Can you talk to us more about your latest single “Chicken Coop”?
It was one of those rare songs that came to me quickly – I got the whole thing out in a day or two. Typically my writing process is more akin to wrestling a small bear for a couple months. But yeah once I had that guitar lick and the first couple lines, the rest just came tumbling out one morning. I really like songs like that. It didn’t leave much time for me to over-analyze or get in my own way too much.
Did any event in particular inspire you to write this song?
Not a particular event – probably just a couple too many consecutive nights at a bar. Bars are kind of like a weird social experiment where if you look around and pay attention, you really get the full spectrum of human emotion and behavior. Oh, also, fast women.
Any plans to release a video for the single?
I want to release a couple live videos once the record is out. Not sure if I’ll do Chicken Coop or not. I think there’s other songs on the record that would lend themselves better to a live intimate performance.
How was the recording and writing process?

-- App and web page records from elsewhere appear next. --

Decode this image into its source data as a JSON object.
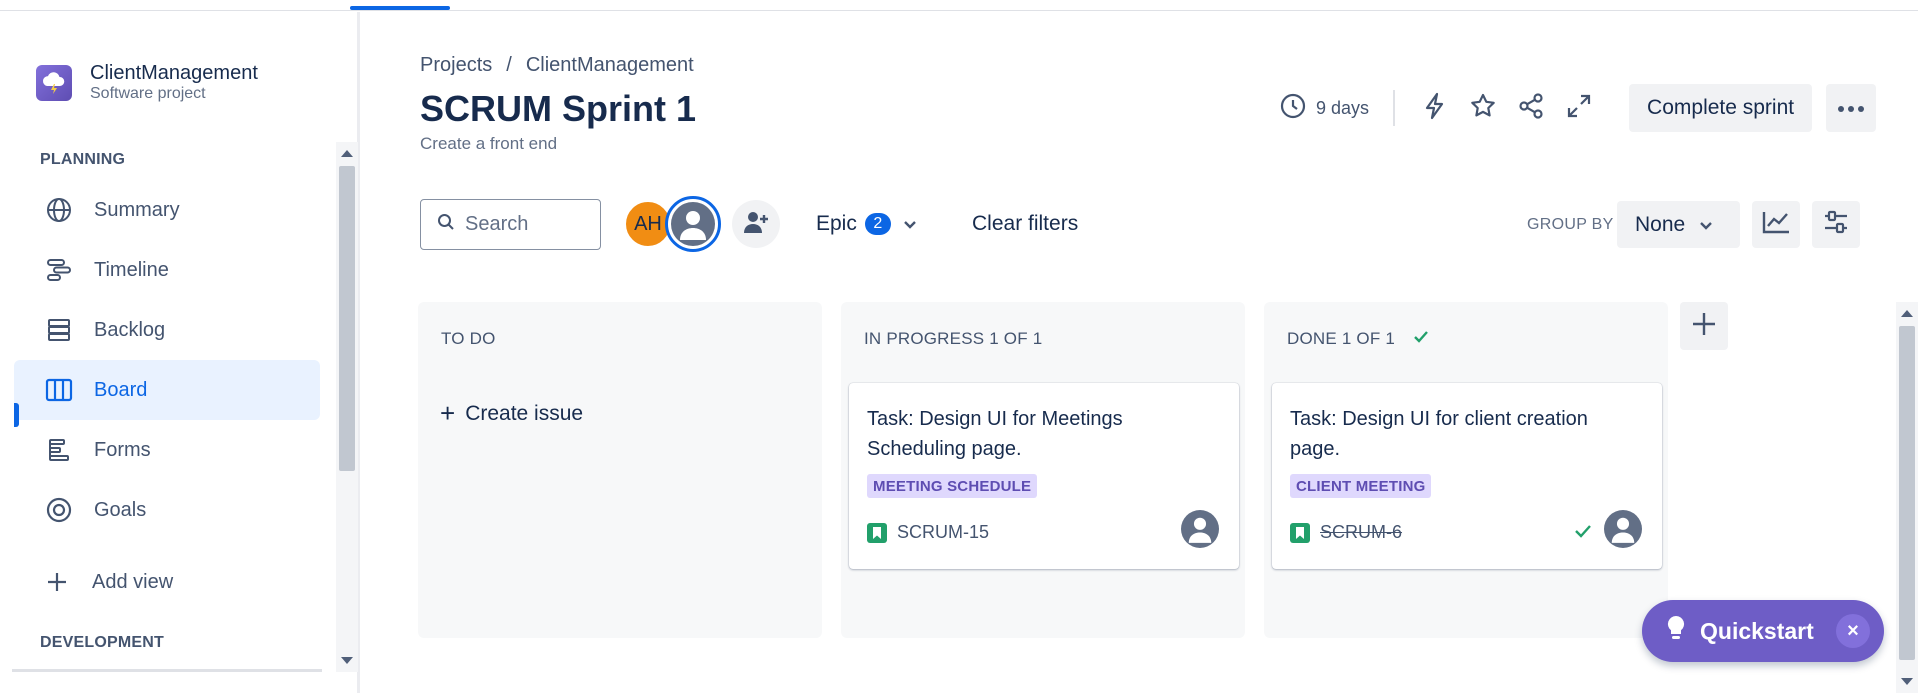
{
  "sidebar": {
    "project_name": "ClientManagement",
    "project_type": "Software project",
    "planning_title": "PLANNING",
    "development_title": "DEVELOPMENT",
    "items": [
      {
        "label": "Summary",
        "icon": "globe-icon"
      },
      {
        "label": "Timeline",
        "icon": "timeline-icon"
      },
      {
        "label": "Backlog",
        "icon": "backlog-icon"
      },
      {
        "label": "Board",
        "icon": "board-icon",
        "selected": true
      },
      {
        "label": "Forms",
        "icon": "forms-icon"
      },
      {
        "label": "Goals",
        "icon": "goals-icon"
      }
    ],
    "add_view": "Add view"
  },
  "header": {
    "breadcrumb": [
      "Projects",
      "/",
      "ClientManagement"
    ],
    "title": "SCRUM Sprint 1",
    "goal": "Create a front end",
    "days_remaining": "9 days",
    "complete_sprint": "Complete sprint"
  },
  "filters": {
    "search_placeholder": "Search",
    "avatar_initials": "AH",
    "epic_label": "Epic",
    "epic_count": "2",
    "clear_filters": "Clear filters",
    "group_by_label": "GROUP BY",
    "group_by_value": "None"
  },
  "board": {
    "columns": [
      {
        "title": "TO DO",
        "create_issue": "Create issue"
      },
      {
        "title": "IN PROGRESS 1 OF 1",
        "card": {
          "summary": "Task: Design UI for Meetings Scheduling page.",
          "label": "MEETING SCHEDULE",
          "key": "SCRUM-15"
        }
      },
      {
        "title": "DONE 1 OF 1",
        "card": {
          "summary": "Task: Design UI for client creation page.",
          "label": "CLIENT MEETING",
          "key": "SCRUM-6"
        }
      }
    ]
  },
  "quickstart": {
    "label": "Quickstart"
  },
  "colors": {
    "accent": "#0c66e4",
    "done": "#22a06b",
    "label_bg": "#dfd8fd",
    "label_text": "#5e4db2",
    "quickstart": "#6e5dc6"
  }
}
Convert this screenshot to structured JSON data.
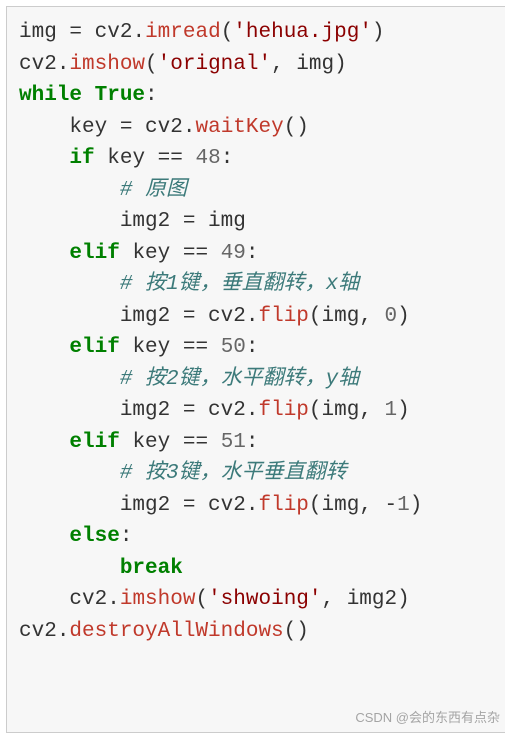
{
  "code": {
    "lines": [
      {
        "indent": 0,
        "tokens": [
          {
            "t": "img ",
            "c": "default"
          },
          {
            "t": "=",
            "c": "default"
          },
          {
            "t": " cv2",
            "c": "default"
          },
          {
            "t": ".",
            "c": "default"
          },
          {
            "t": "imread",
            "c": "func"
          },
          {
            "t": "(",
            "c": "default"
          },
          {
            "t": "'hehua.jpg'",
            "c": "string"
          },
          {
            "t": ")",
            "c": "default"
          }
        ]
      },
      {
        "indent": 0,
        "tokens": [
          {
            "t": "cv2",
            "c": "default"
          },
          {
            "t": ".",
            "c": "default"
          },
          {
            "t": "imshow",
            "c": "func"
          },
          {
            "t": "(",
            "c": "default"
          },
          {
            "t": "'orignal'",
            "c": "string"
          },
          {
            "t": ", img)",
            "c": "default"
          }
        ]
      },
      {
        "indent": 0,
        "tokens": [
          {
            "t": "while",
            "c": "keyword"
          },
          {
            "t": " ",
            "c": "default"
          },
          {
            "t": "True",
            "c": "const"
          },
          {
            "t": ":",
            "c": "default"
          }
        ]
      },
      {
        "indent": 1,
        "tokens": [
          {
            "t": "key ",
            "c": "default"
          },
          {
            "t": "=",
            "c": "default"
          },
          {
            "t": " cv2",
            "c": "default"
          },
          {
            "t": ".",
            "c": "default"
          },
          {
            "t": "waitKey",
            "c": "func"
          },
          {
            "t": "()",
            "c": "default"
          }
        ]
      },
      {
        "indent": 1,
        "tokens": [
          {
            "t": "if",
            "c": "keyword"
          },
          {
            "t": " key ",
            "c": "default"
          },
          {
            "t": "==",
            "c": "default"
          },
          {
            "t": " ",
            "c": "default"
          },
          {
            "t": "48",
            "c": "number"
          },
          {
            "t": ":",
            "c": "default"
          }
        ]
      },
      {
        "indent": 2,
        "tokens": [
          {
            "t": "# 原图",
            "c": "comment"
          }
        ]
      },
      {
        "indent": 2,
        "tokens": [
          {
            "t": "img2 ",
            "c": "default"
          },
          {
            "t": "=",
            "c": "default"
          },
          {
            "t": " img",
            "c": "default"
          }
        ]
      },
      {
        "indent": 1,
        "tokens": [
          {
            "t": "elif",
            "c": "keyword"
          },
          {
            "t": " key ",
            "c": "default"
          },
          {
            "t": "==",
            "c": "default"
          },
          {
            "t": " ",
            "c": "default"
          },
          {
            "t": "49",
            "c": "number"
          },
          {
            "t": ":",
            "c": "default"
          }
        ]
      },
      {
        "indent": 2,
        "tokens": [
          {
            "t": "# 按1键，垂直翻转，x轴",
            "c": "comment"
          }
        ]
      },
      {
        "indent": 2,
        "tokens": [
          {
            "t": "img2 ",
            "c": "default"
          },
          {
            "t": "=",
            "c": "default"
          },
          {
            "t": " cv2",
            "c": "default"
          },
          {
            "t": ".",
            "c": "default"
          },
          {
            "t": "flip",
            "c": "func"
          },
          {
            "t": "(img, ",
            "c": "default"
          },
          {
            "t": "0",
            "c": "number"
          },
          {
            "t": ")",
            "c": "default"
          }
        ]
      },
      {
        "indent": 1,
        "tokens": [
          {
            "t": "elif",
            "c": "keyword"
          },
          {
            "t": " key ",
            "c": "default"
          },
          {
            "t": "==",
            "c": "default"
          },
          {
            "t": " ",
            "c": "default"
          },
          {
            "t": "50",
            "c": "number"
          },
          {
            "t": ":",
            "c": "default"
          }
        ]
      },
      {
        "indent": 2,
        "tokens": [
          {
            "t": "# 按2键，水平翻转，y轴",
            "c": "comment"
          }
        ]
      },
      {
        "indent": 2,
        "tokens": [
          {
            "t": "img2 ",
            "c": "default"
          },
          {
            "t": "=",
            "c": "default"
          },
          {
            "t": " cv2",
            "c": "default"
          },
          {
            "t": ".",
            "c": "default"
          },
          {
            "t": "flip",
            "c": "func"
          },
          {
            "t": "(img, ",
            "c": "default"
          },
          {
            "t": "1",
            "c": "number"
          },
          {
            "t": ")",
            "c": "default"
          }
        ]
      },
      {
        "indent": 1,
        "tokens": [
          {
            "t": "elif",
            "c": "keyword"
          },
          {
            "t": " key ",
            "c": "default"
          },
          {
            "t": "==",
            "c": "default"
          },
          {
            "t": " ",
            "c": "default"
          },
          {
            "t": "51",
            "c": "number"
          },
          {
            "t": ":",
            "c": "default"
          }
        ]
      },
      {
        "indent": 2,
        "tokens": [
          {
            "t": "# 按3键，水平垂直翻转",
            "c": "comment"
          }
        ]
      },
      {
        "indent": 2,
        "tokens": [
          {
            "t": "img2 ",
            "c": "default"
          },
          {
            "t": "=",
            "c": "default"
          },
          {
            "t": " cv2",
            "c": "default"
          },
          {
            "t": ".",
            "c": "default"
          },
          {
            "t": "flip",
            "c": "func"
          },
          {
            "t": "(img, ",
            "c": "default"
          },
          {
            "t": "-",
            "c": "default"
          },
          {
            "t": "1",
            "c": "number"
          },
          {
            "t": ")",
            "c": "default"
          }
        ]
      },
      {
        "indent": 1,
        "tokens": [
          {
            "t": "else",
            "c": "keyword"
          },
          {
            "t": ":",
            "c": "default"
          }
        ]
      },
      {
        "indent": 2,
        "tokens": [
          {
            "t": "break",
            "c": "keyword"
          }
        ]
      },
      {
        "indent": 1,
        "tokens": [
          {
            "t": "cv2",
            "c": "default"
          },
          {
            "t": ".",
            "c": "default"
          },
          {
            "t": "imshow",
            "c": "func"
          },
          {
            "t": "(",
            "c": "default"
          },
          {
            "t": "'shwoing'",
            "c": "string"
          },
          {
            "t": ", img2)",
            "c": "default"
          }
        ]
      },
      {
        "indent": 0,
        "tokens": [
          {
            "t": "cv2",
            "c": "default"
          },
          {
            "t": ".",
            "c": "default"
          },
          {
            "t": "destroyAllWindows",
            "c": "func"
          },
          {
            "t": "()",
            "c": "default"
          }
        ]
      }
    ]
  },
  "watermark": "CSDN @会的东西有点杂"
}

The writing process took me several years, which might sound a little ridiculous for a 7-song EP. But a lot of this record was me just learning how to write. I threw a ton of songs away before we went in to record. I also hadn’t really played with a proper band since high school. When I brought Erin Nelson and Katie Blomarz in for our first rehearsal, I remember being really nervous, and by the time we were done I remember thinking “this is what these songs are supposed to sound like”. We recorded at my friend Randall Kent’s studio, and he was really the final element in bringing these songs to life. It’s nice when you have a vision for a record and you’re able to surpass your expectations. Having talented folks on your side helps.
Though Americana and Country are your thing, I can hear some Blues too – how do you tend to blend all these styles together?
I grew up listening to a lot of Neil Young, James Taylor, Bob Dylan – so the folk/americana thing has always been in there I guess. That’s probably what comes out naturally. I wouldn’t feel comfortable labeling myself a country artist at all, because I’m not, but living in Nashville for almost 4 years I think some of that is bound to creep in to your sound. Blues is funny because I don’t really listen to it too much, but I get really excited if it comes out when I’m fooling around on my guitar. Chicken Coop is a sort of blues tune I guess.
Does one genre tend to shine out the most depending on the lyrics’ theme?
I listen to a lot of singer-songwriters. I like the “feelers”, the ones who just pour their guts out onto a page. That’s what I strive for. So a lot of my songs tend to be lyric-based, in which case I just want a chord structure that will sort of carry the song along, as opposed to having flashy guitar parts or super complex melodies.
What role does Gregory Alan Isakov and Jason Isbell play in your music?
Those guys are very different kinds of writers but equally important to me. I didn’t discover either of them until I moved to Nashville. Gregory has a way of evoking a feeling or frame of mind through his arrangements and his lyrics are more fragmented – random imagery and not so linear. I would love to be able to do more of that. That’s poetry to me. Jason Isbell has a way of throwing you a more literal, linear set of jabs and punches that just leave you stunned and wrecked. There’s lines of his that on the hundredth listen, you’re still like “good God…” Even though he’s a big influence, I have to be careful listening to him too much. Too much influence can be a bad thing if you start losing your own voice so to speak.
How’s your new album coming along?
Any tentative release date or title in mind?
Feb 24th, tentatively.
Any plans to hit the road?
I would love to bring my band out for a couple one or two week mini tours in 2017. We’ll see if the money gods are fair to me this year.
What else is happening next in Chris Moyse’s world?
Writing the next record! Playing shows. Learning a lot. Trying to get better. The usual.